  • (WordNet, 2009) ⇒
    • Noun
      • S: (n) adjective (a word that expresses an attribute of something)
      • S: (n) adjective (the word class that qualifies nouns)
    • Adjective
      • S: (adj) adjectival, adjective (of or relating to or functioning as an adjective) "adjectival syntax"; "an adjective clause"
      • S: (adj) adjective, procedural (relating to court practice and procedure as opposed to the principles of law) "adjective law"
  • (Wikipedia, 2009) ⇒
    • In grammar, an adjective is a word whose main syntactic role is to modify a noun or pronoun, giving more information about the noun or pronoun's definition.
  • Wiktionary
    • Noun
      • 1. Additional or adjunct.
      • 2. (law) Applying to methods of enforcement and rules of procedure. adjective law
    • `Adjective' is a word-class, not a grammatical function. One of the two main uses of adjectives is `attributive', i.e. modifying a common noun (e.g. big book), but this does not mean that any word which modifies a common noun must be an adjective. For example, in big linguistics book, linguistics modifies book, and has the same grammatical function as big (namely, adjunct), but belongs to a different word-class: noun. This is easy to prove because linguistics may in turn be modified by an adjective, such as theoretical: thus in theoretical linguistics book, theoretical is an adjective modifying the noun linguistics, which in turn modifies book. Had linguistics been an adjective, it could not have taken another adjective as its modifier.

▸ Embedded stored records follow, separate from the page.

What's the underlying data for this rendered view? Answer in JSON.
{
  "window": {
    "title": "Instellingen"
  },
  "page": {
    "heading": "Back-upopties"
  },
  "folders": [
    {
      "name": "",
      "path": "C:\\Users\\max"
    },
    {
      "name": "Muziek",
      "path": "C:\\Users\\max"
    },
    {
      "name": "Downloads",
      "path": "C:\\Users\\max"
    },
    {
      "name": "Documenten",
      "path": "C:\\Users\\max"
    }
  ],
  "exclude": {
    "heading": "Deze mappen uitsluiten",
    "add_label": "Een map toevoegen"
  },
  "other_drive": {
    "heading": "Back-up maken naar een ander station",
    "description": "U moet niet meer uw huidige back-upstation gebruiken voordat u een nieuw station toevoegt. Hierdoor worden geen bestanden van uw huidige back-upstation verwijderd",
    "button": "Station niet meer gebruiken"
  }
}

For example, although nice big book is possible, with two adjectives, these both modify book; if we use them after BE only one is possible (*It is nice big), which shows that nice does not modify big (unlike, say, extremely in extremely big). Most adjectives can be used in two ways, either attributively (as pre-adjuncts of common nouns) or predicatively (as sharer of a verb such as BE):